* [Description of the task]: Using the listing below, please count the lines that contain the string "Cost". Only the number is wanted.

[[ Task data, beginning ]]

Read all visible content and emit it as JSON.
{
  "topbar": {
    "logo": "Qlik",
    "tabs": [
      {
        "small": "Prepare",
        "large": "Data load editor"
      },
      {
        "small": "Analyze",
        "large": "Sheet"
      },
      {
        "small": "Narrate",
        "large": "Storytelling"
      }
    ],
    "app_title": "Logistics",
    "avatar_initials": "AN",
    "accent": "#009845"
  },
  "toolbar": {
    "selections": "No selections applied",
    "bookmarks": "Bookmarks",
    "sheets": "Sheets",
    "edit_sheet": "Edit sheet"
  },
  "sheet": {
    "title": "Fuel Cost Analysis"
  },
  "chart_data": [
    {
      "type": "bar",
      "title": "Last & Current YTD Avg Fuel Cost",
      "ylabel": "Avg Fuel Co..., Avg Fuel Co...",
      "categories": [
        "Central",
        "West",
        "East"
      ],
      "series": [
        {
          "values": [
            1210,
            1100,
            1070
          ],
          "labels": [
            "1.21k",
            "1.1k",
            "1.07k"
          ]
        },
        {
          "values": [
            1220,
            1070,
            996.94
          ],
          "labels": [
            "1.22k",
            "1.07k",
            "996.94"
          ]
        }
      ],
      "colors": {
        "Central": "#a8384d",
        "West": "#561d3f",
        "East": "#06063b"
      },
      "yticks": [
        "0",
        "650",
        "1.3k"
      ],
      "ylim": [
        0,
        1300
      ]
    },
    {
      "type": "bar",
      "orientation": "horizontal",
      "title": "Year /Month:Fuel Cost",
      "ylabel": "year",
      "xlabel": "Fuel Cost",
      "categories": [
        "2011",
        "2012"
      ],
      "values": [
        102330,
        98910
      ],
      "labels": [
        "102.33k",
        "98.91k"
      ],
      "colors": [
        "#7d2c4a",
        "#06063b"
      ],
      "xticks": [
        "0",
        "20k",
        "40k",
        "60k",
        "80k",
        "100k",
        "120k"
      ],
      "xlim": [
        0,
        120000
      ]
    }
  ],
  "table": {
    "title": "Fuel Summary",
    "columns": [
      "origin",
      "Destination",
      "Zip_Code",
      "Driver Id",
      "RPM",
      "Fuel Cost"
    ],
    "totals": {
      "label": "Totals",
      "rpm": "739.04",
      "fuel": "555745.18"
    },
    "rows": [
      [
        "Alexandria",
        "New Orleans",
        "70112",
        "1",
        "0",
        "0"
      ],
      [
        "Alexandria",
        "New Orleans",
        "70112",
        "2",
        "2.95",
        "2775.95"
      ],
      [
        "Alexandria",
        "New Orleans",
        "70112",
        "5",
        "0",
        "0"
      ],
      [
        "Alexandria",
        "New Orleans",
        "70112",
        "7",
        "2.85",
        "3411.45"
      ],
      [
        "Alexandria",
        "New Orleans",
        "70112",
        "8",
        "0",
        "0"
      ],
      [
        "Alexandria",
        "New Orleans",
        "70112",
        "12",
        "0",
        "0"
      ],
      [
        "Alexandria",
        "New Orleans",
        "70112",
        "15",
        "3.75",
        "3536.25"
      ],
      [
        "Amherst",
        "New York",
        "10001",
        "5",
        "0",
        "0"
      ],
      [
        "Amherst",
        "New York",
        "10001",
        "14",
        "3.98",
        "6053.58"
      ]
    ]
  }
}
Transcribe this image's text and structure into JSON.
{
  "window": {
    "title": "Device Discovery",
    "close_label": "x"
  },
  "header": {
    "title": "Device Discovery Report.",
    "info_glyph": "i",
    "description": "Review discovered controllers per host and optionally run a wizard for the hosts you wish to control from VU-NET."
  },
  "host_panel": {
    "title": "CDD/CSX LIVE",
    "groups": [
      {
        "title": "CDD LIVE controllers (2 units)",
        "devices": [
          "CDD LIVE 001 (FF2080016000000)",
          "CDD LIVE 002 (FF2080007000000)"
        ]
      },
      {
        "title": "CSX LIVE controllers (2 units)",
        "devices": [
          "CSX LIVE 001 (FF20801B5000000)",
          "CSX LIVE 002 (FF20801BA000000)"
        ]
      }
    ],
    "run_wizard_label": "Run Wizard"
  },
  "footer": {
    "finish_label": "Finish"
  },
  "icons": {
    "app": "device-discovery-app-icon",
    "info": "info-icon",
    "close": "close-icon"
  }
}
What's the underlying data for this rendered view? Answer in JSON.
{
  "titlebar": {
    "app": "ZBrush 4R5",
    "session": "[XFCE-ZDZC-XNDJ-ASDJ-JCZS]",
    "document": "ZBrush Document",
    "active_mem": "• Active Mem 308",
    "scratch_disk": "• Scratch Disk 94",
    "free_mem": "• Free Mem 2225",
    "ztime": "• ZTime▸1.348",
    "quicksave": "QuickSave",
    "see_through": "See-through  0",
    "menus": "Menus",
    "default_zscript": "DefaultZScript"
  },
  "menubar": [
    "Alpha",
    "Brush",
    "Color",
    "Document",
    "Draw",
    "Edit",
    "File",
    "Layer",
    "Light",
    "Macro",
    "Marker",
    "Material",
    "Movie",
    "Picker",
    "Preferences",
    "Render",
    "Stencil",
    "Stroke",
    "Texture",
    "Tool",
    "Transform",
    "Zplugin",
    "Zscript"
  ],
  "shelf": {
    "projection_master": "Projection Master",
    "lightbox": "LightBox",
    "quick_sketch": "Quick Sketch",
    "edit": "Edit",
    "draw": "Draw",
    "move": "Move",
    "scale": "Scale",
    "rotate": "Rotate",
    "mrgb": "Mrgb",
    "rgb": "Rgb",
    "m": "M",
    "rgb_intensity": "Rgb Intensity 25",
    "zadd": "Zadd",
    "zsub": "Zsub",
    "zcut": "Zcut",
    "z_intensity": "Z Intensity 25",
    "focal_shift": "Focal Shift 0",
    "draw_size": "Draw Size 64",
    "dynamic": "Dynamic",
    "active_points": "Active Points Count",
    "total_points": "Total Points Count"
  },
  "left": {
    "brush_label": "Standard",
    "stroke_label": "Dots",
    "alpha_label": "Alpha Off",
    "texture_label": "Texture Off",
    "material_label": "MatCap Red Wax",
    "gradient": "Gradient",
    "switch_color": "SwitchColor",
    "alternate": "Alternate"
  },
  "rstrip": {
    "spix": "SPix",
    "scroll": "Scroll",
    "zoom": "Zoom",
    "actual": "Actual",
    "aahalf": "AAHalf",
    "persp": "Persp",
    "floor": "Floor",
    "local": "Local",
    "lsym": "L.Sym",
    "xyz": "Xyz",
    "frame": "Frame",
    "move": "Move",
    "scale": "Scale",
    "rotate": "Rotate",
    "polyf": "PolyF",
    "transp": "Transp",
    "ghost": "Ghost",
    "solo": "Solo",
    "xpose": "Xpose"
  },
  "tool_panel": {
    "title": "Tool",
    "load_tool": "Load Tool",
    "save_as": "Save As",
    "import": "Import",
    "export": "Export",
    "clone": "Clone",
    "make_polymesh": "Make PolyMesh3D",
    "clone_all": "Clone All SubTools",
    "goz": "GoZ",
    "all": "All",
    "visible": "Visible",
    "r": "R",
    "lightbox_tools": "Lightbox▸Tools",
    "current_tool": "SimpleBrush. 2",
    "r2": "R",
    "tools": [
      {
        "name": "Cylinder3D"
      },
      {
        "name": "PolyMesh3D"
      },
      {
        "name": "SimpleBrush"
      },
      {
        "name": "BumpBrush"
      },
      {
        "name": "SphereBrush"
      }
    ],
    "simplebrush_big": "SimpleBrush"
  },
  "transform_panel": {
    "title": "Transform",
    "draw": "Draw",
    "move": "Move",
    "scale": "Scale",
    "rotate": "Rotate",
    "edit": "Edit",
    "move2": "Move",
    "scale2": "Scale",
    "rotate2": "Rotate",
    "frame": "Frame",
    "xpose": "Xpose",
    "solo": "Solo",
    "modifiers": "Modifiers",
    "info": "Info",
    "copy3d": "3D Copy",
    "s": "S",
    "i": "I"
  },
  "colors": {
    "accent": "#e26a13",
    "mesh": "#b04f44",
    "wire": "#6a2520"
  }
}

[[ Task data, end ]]

* [Answer for the task]: 5